There is a coming clash between the telecommunications firms and the internet giants, but it’s not just about the internet giants buying broadband underlying pipes and access technology. It’s about the way technology is delivered and how to build out business models that take into account the value of content and services when the cost of transporting bits is significantly lower than the cost of transporting atoms.
The underlying enabler of all this — broadband networks — provides an excellent case study in how this might play out. Today we are moving from all-you-can-eat broadband to usage-based pricing as service providers try to reign in the demands on their networks, deliver a return on their investments and also compensate for high prices they pay per subscriber for video content. The battle here is exemplified by the likes of Netflix fighting caps implemented by companies including Comcast.
But at the Fiber to the Home conference held Tuesday in Austin, I saw the battle lines beginning to shift thanks to faster networks and new capabilities. IP networks are about services, which means that a delivery model where services are delivered as different channels becomes a possibility.
Soon, software-defined networking will allow providers to build out those channels virtually on their networks and deliver them a la carte or as a bundle. What’s missing is the business model.
When you combine gigabit networks and software defined networks you get more services delivered via broadband and a network that can adapt to the demands of applications on the fly. Because of this — and the increasing importance of the services one can deliver over gigabit networks — Joe Kochan of U.S. Ignite, a group trying to develop gigabit applications, proposed a different type of pricing model: one where users buy access to set of capabilities for either an application or a genre of applications.
Kochan proposed a medical channel that, for example, might have the security features one needs for relaying medical data, along with a high-speed, low-latency connection required to teleconference with a doctor or nurse. An education channel might have the capacity for interactive video as well as the applications a child might need for their work. Because one could also offer digital rights management, maybe the textbooks could be accessed online via that channel.
Kochan took it a bit further suggesting that you might get both a medical broadband channel and the hardware needed for your particular medical circumstances, but stopped short of explaining who would provide this. I’m not sure that I’d want Time Warner Cable choosing what hardware I should use to track my heart rate, for example.
However, your insurance company might see value in such a service and try to subsidize your gigabit broadband should you use hardware that it has selected. This vision of some kind of a la carte service delivery currently runs anathema to what we have today on broadband networks, and honestly would drive people in the network neutrality circles and consumer interest groups a little crazy. Personally, I’m thinking about what this could mean for my own stance on network neutrality.
For example, if there’s some kind of entertainment channel, one could argue that it might support Netflix’s protocols but not those used by BitTorrent or some other entertainment provider that may have a new protocol or alternative delivery mechanism that could result in a richer user experience at the expense of the network.
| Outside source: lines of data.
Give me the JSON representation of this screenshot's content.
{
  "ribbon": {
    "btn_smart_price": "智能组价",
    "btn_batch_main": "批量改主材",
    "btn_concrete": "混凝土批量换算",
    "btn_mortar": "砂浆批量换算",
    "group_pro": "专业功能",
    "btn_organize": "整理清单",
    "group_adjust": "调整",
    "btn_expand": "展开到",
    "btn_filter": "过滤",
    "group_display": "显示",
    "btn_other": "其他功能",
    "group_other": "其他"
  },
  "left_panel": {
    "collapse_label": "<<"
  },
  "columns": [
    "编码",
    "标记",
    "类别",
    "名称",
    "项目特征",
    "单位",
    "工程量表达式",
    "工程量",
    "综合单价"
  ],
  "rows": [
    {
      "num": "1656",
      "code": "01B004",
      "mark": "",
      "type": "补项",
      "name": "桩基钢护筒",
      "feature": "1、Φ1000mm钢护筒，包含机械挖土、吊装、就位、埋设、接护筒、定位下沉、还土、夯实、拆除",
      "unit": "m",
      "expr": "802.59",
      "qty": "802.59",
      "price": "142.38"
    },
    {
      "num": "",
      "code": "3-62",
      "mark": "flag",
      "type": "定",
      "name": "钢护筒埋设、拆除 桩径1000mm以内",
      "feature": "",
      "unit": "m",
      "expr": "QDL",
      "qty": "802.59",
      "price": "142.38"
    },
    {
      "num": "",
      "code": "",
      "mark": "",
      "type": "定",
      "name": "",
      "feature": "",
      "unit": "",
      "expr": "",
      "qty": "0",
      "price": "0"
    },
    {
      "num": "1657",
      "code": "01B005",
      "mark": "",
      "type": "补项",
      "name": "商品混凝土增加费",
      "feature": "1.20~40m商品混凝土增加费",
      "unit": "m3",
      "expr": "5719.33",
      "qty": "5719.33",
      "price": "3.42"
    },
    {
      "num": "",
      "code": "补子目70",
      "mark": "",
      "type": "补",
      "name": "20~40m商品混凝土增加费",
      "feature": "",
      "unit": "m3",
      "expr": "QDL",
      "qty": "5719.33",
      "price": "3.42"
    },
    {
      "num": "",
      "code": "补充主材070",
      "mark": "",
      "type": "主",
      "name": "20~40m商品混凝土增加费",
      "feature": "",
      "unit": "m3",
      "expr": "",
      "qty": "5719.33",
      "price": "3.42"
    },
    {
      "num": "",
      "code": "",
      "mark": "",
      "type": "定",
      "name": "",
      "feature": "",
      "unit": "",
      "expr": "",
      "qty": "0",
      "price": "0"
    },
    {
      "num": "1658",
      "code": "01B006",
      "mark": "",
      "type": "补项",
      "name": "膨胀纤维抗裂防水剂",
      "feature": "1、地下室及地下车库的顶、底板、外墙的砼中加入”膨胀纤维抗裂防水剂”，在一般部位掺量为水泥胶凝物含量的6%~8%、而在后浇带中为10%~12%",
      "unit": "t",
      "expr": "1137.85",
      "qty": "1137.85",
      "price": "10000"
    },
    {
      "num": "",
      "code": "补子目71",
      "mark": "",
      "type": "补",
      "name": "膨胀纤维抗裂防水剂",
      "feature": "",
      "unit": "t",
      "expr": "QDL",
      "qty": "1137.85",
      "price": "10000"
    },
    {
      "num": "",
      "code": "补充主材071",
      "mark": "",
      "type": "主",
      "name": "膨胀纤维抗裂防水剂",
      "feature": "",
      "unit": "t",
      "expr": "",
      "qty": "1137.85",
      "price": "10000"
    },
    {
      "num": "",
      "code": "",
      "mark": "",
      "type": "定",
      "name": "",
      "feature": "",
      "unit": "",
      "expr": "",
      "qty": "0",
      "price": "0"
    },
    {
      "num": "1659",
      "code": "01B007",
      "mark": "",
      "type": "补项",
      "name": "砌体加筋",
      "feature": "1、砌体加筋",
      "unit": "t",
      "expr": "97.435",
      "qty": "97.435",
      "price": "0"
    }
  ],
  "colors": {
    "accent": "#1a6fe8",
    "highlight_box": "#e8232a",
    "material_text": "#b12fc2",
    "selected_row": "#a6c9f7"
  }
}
In this case, it depends on how these channels are provisioned and who is in charge of the provisioning.
But what isn’t in doubt is the current model, with everything running pell-mell over the public internet, doesn’t have to be the future in a software-defined and gigabit-capable world. Even today, I am trying to wrangle and prioritize traffic on my home network through a smarter router. But how many consumers are willing to take those steps, or even know what they need to do to ensure their video conference calls aren’t pre-empted by their 13-year-old’s gaming?
With more data and more critical data going over broadband networks, some kind of prioritization and security scheme might make sense. What we’re seeing with gigabit networks from Google and AT&T is the meeting of two diametrically opposed sentiments each preparing to offer new business models.
“We’re seeing the world of telecommunications meet the world of the internet and where those two meet is going to be a series of negotiations about where both will work together,” Kochan said.
These fights will play out in the quest for infrastructure, on Capital Hill and in business models. For example, last week when AT&t announced pricing for its gigabit service, it included an option with a $30 per month discount if users consented to let AT&T monitor their searches and traffic for use in delivering targeted ads.
So perhaps the giants of the internet will consent to this idea of delivering broadband functionality as specific types of channels that will have certain characteristics and apps if it means the end consumer will trust more of their lives, their data and their physical experience to a digital existence. And before that happens I suppose regulators and net neutrality advocates will have to figure out if their thinking needs to evolve and what kinds of protections should be put in place.